Lily L. Batchelder (NYU), Families Facing Tax Increases Under Trump's Latest Tax Plan:
Donald Trump’s latest tax plan would cost more than $5 trillion over 10 years. Trump claims his plan would cut taxes for every income group, with the largest tax cuts for working- and middle-class families. But despite its enormous price tag, his plan would actually significantly raise taxes for millions of low- and middle-income families with children, with especially large tax increases for working single parents.
This paper explains why Trump’s latest tax plan raises taxes on so many families and provides examples of how large these tax increases would be. I conservatively estimate that Trump’s plan would increase taxes for roughly 7.8 million families with minor children. These families who would pay more taxes represent roughly 20% of households with minor children and more than half of single parents. They include roughly 25 million individuals and 15 million children.
Washington Post, A New Study Says Trump Would Raise Taxes for Millions. Trump’s Campaign Insists He Won’t.:
More than half of America's single parents and one-fifth of its families with children could see their federal income taxes go up under Republican Donald Trump's revamped tax plan, according to a new analysis of the plan by a New York University professor who previously served as a tax specialist for the Obama administration and the Senate Finance Committee.
The Trump campaign called the findings "pure fiction," contending the analysis neglects a crucial benefit for low-income taxpayers — and insisting that Trump would instruct the congressional committees drafting his plan into law that taxes would not be allowed to rise for any low- or middle-income American.
"The fact that NYU didn't include in their model the $500 per-child match — a central element of our plan — demonstrates that their entire exercise is fatally flawed," Trump national policy director Stephen Miller said in a statement. "Nor did they model the effects of the tax-free spending on both children and elderly dependents that is additional to either the new deductions or those in current law. They modeled someone else's plan, but not ours."
The analysis comes from Lily Batchelder, a professor at NYU's law school who focuses on tax policy and worked for President Obama's National Economic Council. She has friends and former colleagues on Democrat Hillary Clinton's campaign team but says she conducted this study entirely independent of the campaign. ...
The Tax Foundation estimates that middle-class taxpayers, on average, will see a nearly $500 a year boost in their incomes from Trump's plan, even before factoring in additional economic growth spurred by tax cuts. But an economist at the foundation who conducted that analysis, Alan Cole, said Friday that on a family-by-family basis, Batchelder's estimates sound "plausible," though the foundation has not done similar modeling itself.
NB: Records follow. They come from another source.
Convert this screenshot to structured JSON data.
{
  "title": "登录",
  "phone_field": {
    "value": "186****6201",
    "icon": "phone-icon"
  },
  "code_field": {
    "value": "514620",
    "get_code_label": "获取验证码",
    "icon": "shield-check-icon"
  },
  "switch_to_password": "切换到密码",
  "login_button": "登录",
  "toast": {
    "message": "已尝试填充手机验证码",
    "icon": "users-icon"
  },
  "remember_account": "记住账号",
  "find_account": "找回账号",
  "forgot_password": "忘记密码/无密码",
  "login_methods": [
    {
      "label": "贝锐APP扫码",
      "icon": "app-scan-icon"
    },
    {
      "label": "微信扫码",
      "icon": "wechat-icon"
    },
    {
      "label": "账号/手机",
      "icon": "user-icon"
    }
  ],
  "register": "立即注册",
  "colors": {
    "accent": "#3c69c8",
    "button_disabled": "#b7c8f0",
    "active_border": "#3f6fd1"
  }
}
Update: Vox, Study: Donald Trump Would Raise Taxes on Millions of Middle-Class Families